## WHAT THE EXERCISE ASKS
From the first line to the last, return the data exactly as written.

## Stored items from a collection
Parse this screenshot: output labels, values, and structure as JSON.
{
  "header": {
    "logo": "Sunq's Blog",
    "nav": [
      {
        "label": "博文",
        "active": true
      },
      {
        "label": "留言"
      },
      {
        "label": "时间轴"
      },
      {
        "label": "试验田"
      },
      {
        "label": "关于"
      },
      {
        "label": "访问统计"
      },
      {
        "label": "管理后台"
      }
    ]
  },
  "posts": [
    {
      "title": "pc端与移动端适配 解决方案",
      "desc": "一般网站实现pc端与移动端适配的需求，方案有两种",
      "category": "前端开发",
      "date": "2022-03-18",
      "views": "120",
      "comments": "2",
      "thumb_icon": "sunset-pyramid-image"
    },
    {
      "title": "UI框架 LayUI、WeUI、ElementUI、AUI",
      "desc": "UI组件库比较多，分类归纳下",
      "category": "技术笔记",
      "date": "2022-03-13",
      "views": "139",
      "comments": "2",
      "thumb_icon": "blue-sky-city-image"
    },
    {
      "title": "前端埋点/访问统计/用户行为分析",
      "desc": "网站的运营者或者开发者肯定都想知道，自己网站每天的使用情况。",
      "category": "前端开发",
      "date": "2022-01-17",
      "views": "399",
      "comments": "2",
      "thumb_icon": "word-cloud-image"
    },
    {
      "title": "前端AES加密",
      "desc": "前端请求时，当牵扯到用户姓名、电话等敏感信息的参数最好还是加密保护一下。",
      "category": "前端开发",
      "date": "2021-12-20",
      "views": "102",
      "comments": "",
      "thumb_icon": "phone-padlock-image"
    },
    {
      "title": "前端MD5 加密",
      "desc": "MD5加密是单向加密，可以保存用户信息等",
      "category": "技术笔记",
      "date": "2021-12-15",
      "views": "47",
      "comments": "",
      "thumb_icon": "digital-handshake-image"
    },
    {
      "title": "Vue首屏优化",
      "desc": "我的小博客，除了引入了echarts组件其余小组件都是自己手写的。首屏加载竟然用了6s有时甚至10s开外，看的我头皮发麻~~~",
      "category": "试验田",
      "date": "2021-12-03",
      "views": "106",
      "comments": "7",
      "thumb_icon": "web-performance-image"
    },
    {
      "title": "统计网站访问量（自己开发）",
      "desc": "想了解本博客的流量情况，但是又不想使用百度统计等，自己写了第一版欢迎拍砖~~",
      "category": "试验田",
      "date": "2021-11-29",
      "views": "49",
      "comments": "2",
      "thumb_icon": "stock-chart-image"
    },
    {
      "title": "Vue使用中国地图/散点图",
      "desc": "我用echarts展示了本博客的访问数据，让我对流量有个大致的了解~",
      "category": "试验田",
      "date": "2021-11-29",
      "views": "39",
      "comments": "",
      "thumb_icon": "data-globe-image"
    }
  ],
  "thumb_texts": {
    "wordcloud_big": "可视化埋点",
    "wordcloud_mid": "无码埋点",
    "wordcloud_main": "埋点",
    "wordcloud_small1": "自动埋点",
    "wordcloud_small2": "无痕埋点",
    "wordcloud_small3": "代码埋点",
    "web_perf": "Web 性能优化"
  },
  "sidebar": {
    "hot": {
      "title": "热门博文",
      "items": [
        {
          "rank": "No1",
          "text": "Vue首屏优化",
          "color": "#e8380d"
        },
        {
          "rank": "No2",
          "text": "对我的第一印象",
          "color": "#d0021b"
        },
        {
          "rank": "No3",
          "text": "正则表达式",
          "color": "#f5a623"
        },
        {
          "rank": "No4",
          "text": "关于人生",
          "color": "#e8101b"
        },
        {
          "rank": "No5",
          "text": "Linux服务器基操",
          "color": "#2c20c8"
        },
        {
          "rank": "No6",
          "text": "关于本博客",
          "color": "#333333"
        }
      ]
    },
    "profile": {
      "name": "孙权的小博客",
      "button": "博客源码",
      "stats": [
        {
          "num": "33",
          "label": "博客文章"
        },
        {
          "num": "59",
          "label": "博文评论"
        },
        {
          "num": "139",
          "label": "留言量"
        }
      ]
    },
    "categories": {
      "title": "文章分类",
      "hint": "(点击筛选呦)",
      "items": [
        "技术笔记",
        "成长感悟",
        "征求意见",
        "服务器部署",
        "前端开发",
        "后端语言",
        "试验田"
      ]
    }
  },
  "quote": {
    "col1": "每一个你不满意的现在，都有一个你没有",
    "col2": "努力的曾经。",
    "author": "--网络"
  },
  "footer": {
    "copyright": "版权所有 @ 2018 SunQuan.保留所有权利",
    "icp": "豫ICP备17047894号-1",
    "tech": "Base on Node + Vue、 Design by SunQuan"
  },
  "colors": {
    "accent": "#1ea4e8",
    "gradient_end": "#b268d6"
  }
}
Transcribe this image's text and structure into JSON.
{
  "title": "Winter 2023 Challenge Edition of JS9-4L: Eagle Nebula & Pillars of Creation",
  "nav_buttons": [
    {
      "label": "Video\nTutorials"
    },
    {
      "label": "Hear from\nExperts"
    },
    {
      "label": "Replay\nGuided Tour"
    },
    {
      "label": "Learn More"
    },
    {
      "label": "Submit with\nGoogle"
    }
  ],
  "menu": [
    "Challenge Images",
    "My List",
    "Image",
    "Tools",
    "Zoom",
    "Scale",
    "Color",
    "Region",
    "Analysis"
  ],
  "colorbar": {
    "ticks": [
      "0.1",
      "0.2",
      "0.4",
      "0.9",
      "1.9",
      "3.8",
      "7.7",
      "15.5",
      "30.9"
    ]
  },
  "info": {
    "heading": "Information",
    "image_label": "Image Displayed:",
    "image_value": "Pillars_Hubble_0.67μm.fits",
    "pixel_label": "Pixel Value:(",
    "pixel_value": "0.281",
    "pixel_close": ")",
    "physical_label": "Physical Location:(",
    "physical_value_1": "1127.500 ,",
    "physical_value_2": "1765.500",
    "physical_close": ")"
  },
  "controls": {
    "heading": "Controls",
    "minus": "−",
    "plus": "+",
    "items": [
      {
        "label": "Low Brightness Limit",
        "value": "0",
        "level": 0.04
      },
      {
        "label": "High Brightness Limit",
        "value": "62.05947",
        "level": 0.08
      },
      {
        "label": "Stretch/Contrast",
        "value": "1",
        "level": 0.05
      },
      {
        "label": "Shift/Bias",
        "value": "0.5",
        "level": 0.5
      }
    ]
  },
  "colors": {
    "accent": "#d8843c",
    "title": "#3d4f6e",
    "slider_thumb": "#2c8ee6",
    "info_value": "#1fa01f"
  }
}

## OUTPUT
Parse this screenshot: output labels, values, and structure as JSON.
{
  "header": {
    "logo": "Sunq's Blog",
    "nav": [
      {
        "label": "博文",
        "active": true
      },
      {
        "label": "留言"
      },
      {
        "label": "时间轴"
      },
      {
        "label": "试验田"
      },
      {
        "label": "关于"
      },
      {
        "label": "访问统计"
      },
      {
        "label": "管理后台"
      }
    ]
  },
  "posts": [
    {
      "title": "pc端与移动端适配 解决方案",
      "desc": "一般网站实现pc端与移动端适配的需求，方案有两种",
      "category": "前端开发",
      "date": "2022-03-18",
      "views": "120",
      "comments": "2",
      "thumb_icon": "sunset-pyramid-image"
    },
    {
      "title": "UI框架 LayUI、WeUI、ElementUI、AUI",
      "desc": "UI组件库比较多，分类归纳下",
      "category": "技术笔记",
      "date": "2022-03-13",
      "views": "139",
      "comments": "2",
      "thumb_icon": "blue-sky-city-image"
    },
    {
      "title": "前端埋点/访问统计/用户行为分析",
      "desc": "网站的运营者或者开发者肯定都想知道，自己网站每天的使用情况。",
      "category": "前端开发",
      "date": "2022-01-17",
      "views": "399",
      "comments": "2",
      "thumb_icon": "word-cloud-image"
    },
    {
      "title": "前端AES加密",
      "desc": "前端请求时，当牵扯到用户姓名、电话等敏感信息的参数最好还是加密保护一下。",
      "category": "前端开发",
      "date": "2021-12-20",
      "views": "102",
      "comments": "",
      "thumb_icon": "phone-padlock-image"
    },
    {
      "title": "前端MD5 加密",
      "desc": "MD5加密是单向加密，可以保存用户信息等",
      "category": "技术笔记",
      "date": "2021-12-15",
      "views": "47",
      "comments": "",
      "thumb_icon": "digital-handshake-image"
    },
    {
      "title": "Vue首屏优化",
      "desc": "我的小博客，除了引入了echarts组件其余小组件都是自己手写的。首屏加载竟然用了6s有时甚至10s开外，看的我头皮发麻~~~",
      "category": "试验田",
      "date": "2021-12-03",
      "views": "106",
      "comments": "7",
      "thumb_icon": "web-performance-image"
    },
    {
      "title": "统计网站访问量（自己开发）",
      "desc": "想了解本博客的流量情况，但是又不想使用百度统计等，自己写了第一版欢迎拍砖~~",
      "category": "试验田",
      "date": "2021-11-29",
      "views": "49",
      "comments": "2",
      "thumb_icon": "stock-chart-image"
    },
    {
      "title": "Vue使用中国地图/散点图",
      "desc": "我用echarts展示了本博客的访问数据，让我对流量有个大致的了解~",
      "category": "试验田",
      "date": "2021-11-29",
      "views": "39",
      "comments": "",
      "thumb_icon": "data-globe-image"
    }
  ],
  "thumb_texts": {
    "wordcloud_big": "可视化埋点",
    "wordcloud_mid": "无码埋点",
    "wordcloud_main": "埋点",
    "wordcloud_small1": "自动埋点",
    "wordcloud_small2": "无痕埋点",
    "wordcloud_small3": "代码埋点",
    "web_perf": "Web 性能优化"
  },
  "sidebar": {
    "hot": {
      "title": "热门博文",
      "items": [
        {
          "rank": "No1",
          "text": "Vue首屏优化",
          "color": "#e8380d"
        },
        {
          "rank": "No2",
          "text": "对我的第一印象",
          "color": "#d0021b"
        },
        {
          "rank": "No3",
          "text": "正则表达式",
          "color": "#f5a623"
        },
        {
          "rank": "No4",
          "text": "关于人生",
          "color": "#e8101b"
        },
        {
          "rank": "No5",
          "text": "Linux服务器基操",
          "color": "#2c20c8"
        },
        {
          "rank": "No6",
          "text": "关于本博客",
          "color": "#333333"
        }
      ]
    },
    "profile": {
      "name": "孙权的小博客",
      "button": "博客源码",
      "stats": [
        {
          "num": "33",
          "label": "博客文章"
        },
        {
          "num": "59",
          "label": "博文评论"
        },
        {
          "num": "139",
          "label": "留言量"
        }
      ]
    },
    "categories": {
      "title": "文章分类",
      "hint": "(点击筛选呦)",
      "items": [
        "技术笔记",
        "成长感悟",
        "征求意见",
        "服务器部署",
        "前端开发",
        "后端语言",
        "试验田"
      ]
    }
  },
  "quote": {
    "col1": "每一个你不满意的现在，都有一个你没有",
    "col2": "努力的曾经。",
    "author": "--网络"
  },
  "footer": {
    "copyright": "版权所有 @ 2018 SunQuan.保留所有权利",
    "icp": "豫ICP备17047894号-1",
    "tech": "Base on Node + Vue、 Design by SunQuan"
  },
  "colors": {
    "accent": "#1ea4e8",
    "gradient_end": "#b268d6"
  }
}
Transcribe this image's text and structure into JSON.
{
  "title": "Winter 2023 Challenge Edition of JS9-4L: Eagle Nebula & Pillars of Creation",
  "nav_buttons": [
    {
      "label": "Video\nTutorials"
    },
    {
      "label": "Hear from\nExperts"
    },
    {
      "label": "Replay\nGuided Tour"
    },
    {
      "label": "Learn More"
    },
    {
      "label": "Submit with\nGoogle"
    }
  ],
  "menu": [
    "Challenge Images",
    "My List",
    "Image",
    "Tools",
    "Zoom",
    "Scale",
    "Color",
    "Region",
    "Analysis"
  ],
  "colorbar": {
    "ticks": [
      "0.1",
      "0.2",
      "0.4",
      "0.9",
      "1.9",
      "3.8",
      "7.7",
      "15.5",
      "30.9"
    ]
  },
  "info": {
    "heading": "Information",
    "image_label": "Image Displayed:",
    "image_value": "Pillars_Hubble_0.67μm.fits",
    "pixel_label": "Pixel Value:(",
    "pixel_value": "0.281",
    "pixel_close": ")",
    "physical_label": "Physical Location:(",
    "physical_value_1": "1127.500 ,",
    "physical_value_2": "1765.500",
    "physical_close": ")"
  },
  "controls": {
    "heading": "Controls",
    "minus": "−",
    "plus": "+",
    "items": [
      {
        "label": "Low Brightness Limit",
        "value": "0",
        "level": 0.04
      },
      {
        "label": "High Brightness Limit",
        "value": "62.05947",
        "level": 0.08
      },
      {
        "label": "Stretch/Contrast",
        "value": "1",
        "level": 0.05
      },
      {
        "label": "Shift/Bias",
        "value": "0.5",
        "level": 0.5
      }
    ]
  },
  "colors": {
    "accent": "#d8843c",
    "title": "#3d4f6e",
    "slider_thumb": "#2c8ee6",
    "info_value": "#1fa01f"
  }
}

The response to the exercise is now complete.